Web page and app entries
------------------------

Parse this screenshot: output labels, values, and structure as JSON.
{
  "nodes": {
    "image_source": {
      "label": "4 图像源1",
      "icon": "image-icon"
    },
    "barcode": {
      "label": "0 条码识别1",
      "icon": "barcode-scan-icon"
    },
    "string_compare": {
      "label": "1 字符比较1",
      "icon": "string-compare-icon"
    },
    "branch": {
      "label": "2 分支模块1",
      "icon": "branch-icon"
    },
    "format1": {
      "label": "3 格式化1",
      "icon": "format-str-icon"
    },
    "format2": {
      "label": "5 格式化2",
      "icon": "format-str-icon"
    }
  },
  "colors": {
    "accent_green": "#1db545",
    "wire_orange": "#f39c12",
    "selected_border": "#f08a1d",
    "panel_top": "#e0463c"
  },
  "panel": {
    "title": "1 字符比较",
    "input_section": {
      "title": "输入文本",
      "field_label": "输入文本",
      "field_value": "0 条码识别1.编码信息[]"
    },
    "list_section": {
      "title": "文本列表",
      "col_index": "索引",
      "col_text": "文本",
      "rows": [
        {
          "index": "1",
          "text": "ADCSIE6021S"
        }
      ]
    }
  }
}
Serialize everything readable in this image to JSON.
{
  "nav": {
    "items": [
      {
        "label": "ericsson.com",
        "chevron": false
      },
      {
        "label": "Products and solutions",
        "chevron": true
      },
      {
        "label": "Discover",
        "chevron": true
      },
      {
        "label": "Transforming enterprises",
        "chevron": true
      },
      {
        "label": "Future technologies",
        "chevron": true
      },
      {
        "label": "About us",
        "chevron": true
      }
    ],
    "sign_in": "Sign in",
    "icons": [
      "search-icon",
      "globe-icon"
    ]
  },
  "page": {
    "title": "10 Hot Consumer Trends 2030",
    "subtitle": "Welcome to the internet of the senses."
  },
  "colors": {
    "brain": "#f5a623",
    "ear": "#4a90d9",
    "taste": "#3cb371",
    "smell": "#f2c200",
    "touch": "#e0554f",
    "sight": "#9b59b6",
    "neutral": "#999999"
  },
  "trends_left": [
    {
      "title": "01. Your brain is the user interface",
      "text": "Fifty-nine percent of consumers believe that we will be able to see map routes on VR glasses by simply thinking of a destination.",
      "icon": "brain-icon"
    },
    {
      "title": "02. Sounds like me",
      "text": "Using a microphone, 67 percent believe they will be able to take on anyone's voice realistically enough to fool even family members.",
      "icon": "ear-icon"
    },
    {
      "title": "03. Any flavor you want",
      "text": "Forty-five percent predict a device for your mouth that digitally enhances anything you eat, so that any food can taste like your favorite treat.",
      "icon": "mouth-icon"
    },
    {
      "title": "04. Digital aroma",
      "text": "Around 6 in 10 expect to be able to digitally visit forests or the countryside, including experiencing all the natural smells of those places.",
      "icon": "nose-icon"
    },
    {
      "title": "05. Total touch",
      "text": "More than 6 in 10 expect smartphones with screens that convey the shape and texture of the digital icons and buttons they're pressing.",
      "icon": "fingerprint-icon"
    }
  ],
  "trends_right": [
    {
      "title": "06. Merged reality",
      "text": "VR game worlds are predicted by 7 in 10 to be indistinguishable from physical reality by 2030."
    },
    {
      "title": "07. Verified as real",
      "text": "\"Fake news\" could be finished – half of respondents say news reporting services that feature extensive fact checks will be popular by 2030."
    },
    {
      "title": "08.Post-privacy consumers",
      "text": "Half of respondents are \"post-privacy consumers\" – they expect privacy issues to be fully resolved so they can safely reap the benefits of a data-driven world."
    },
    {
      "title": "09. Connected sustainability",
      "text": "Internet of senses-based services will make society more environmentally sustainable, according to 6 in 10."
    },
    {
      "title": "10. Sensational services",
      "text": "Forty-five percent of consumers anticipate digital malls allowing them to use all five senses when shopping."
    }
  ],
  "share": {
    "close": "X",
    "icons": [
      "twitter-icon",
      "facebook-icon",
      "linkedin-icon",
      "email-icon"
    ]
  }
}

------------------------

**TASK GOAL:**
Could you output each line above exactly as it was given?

**TASK SOLUTION:**
Parse this screenshot: output labels, values, and structure as JSON.
{
  "nodes": {
    "image_source": {
      "label": "4 图像源1",
      "icon": "image-icon"
    },
    "barcode": {
      "label": "0 条码识别1",
      "icon": "barcode-scan-icon"
    },
    "string_compare": {
      "label": "1 字符比较1",
      "icon": "string-compare-icon"
    },
    "branch": {
      "label": "2 分支模块1",
      "icon": "branch-icon"
    },
    "format1": {
      "label": "3 格式化1",
      "icon": "format-str-icon"
    },
    "format2": {
      "label": "5 格式化2",
      "icon": "format-str-icon"
    }
  },
  "colors": {
    "accent_green": "#1db545",
    "wire_orange": "#f39c12",
    "selected_border": "#f08a1d",
    "panel_top": "#e0463c"
  },
  "panel": {
    "title": "1 字符比较",
    "input_section": {
      "title": "输入文本",
      "field_label": "输入文本",
      "field_value": "0 条码识别1.编码信息[]"
    },
    "list_section": {
      "title": "文本列表",
      "col_index": "索引",
      "col_text": "文本",
      "rows": [
        {
          "index": "1",
          "text": "ADCSIE6021S"
        }
      ]
    }
  }
}
Serialize everything readable in this image to JSON.
{
  "nav": {
    "items": [
      {
        "label": "ericsson.com",
        "chevron": false
      },
      {
        "label": "Products and solutions",
        "chevron": true
      },
      {
        "label": "Discover",
        "chevron": true
      },
      {
        "label": "Transforming enterprises",
        "chevron": true
      },
      {
        "label": "Future technologies",
        "chevron": true
      },
      {
        "label": "About us",
        "chevron": true
      }
    ],
    "sign_in": "Sign in",
    "icons": [
      "search-icon",
      "globe-icon"
    ]
  },
  "page": {
    "title": "10 Hot Consumer Trends 2030",
    "subtitle": "Welcome to the internet of the senses."
  },
  "colors": {
    "brain": "#f5a623",
    "ear": "#4a90d9",
    "taste": "#3cb371",
    "smell": "#f2c200",
    "touch": "#e0554f",
    "sight": "#9b59b6",
    "neutral": "#999999"
  },
  "trends_left": [
    {
      "title": "01. Your brain is the user interface",
      "text": "Fifty-nine percent of consumers believe that we will be able to see map routes on VR glasses by simply thinking of a destination.",
      "icon": "brain-icon"
    },
    {
      "title": "02. Sounds like me",
      "text": "Using a microphone, 67 percent believe they will be able to take on anyone's voice realistically enough to fool even family members.",
      "icon": "ear-icon"
    },
    {
      "title": "03. Any flavor you want",
      "text": "Forty-five percent predict a device for your mouth that digitally enhances anything you eat, so that any food can taste like your favorite treat.",
      "icon": "mouth-icon"
    },
    {
      "title": "04. Digital aroma",
      "text": "Around 6 in 10 expect to be able to digitally visit forests or the countryside, including experiencing all the natural smells of those places.",
      "icon": "nose-icon"
    },
    {
      "title": "05. Total touch",
      "text": "More than 6 in 10 expect smartphones with screens that convey the shape and texture of the digital icons and buttons they're pressing.",
      "icon": "fingerprint-icon"
    }
  ],
  "trends_right": [
    {
      "title": "06. Merged reality",
      "text": "VR game worlds are predicted by 7 in 10 to be indistinguishable from physical reality by 2030."
    },
    {
      "title": "07. Verified as real",
      "text": "\"Fake news\" could be finished – half of respondents say news reporting services that feature extensive fact checks will be popular by 2030."
    },
    {
      "title": "08.Post-privacy consumers",
      "text": "Half of respondents are \"post-privacy consumers\" – they expect privacy issues to be fully resolved so they can safely reap the benefits of a data-driven world."
    },
    {
      "title": "09. Connected sustainability",
      "text": "Internet of senses-based services will make society more environmentally sustainable, according to 6 in 10."
    },
    {
      "title": "10. Sensational services",
      "text": "Forty-five percent of consumers anticipate digital malls allowing them to use all five senses when shopping."
    }
  ],
  "share": {
    "close": "X",
    "icons": [
      "twitter-icon",
      "facebook-icon",
      "linkedin-icon",
      "email-icon"
    ]
  }
}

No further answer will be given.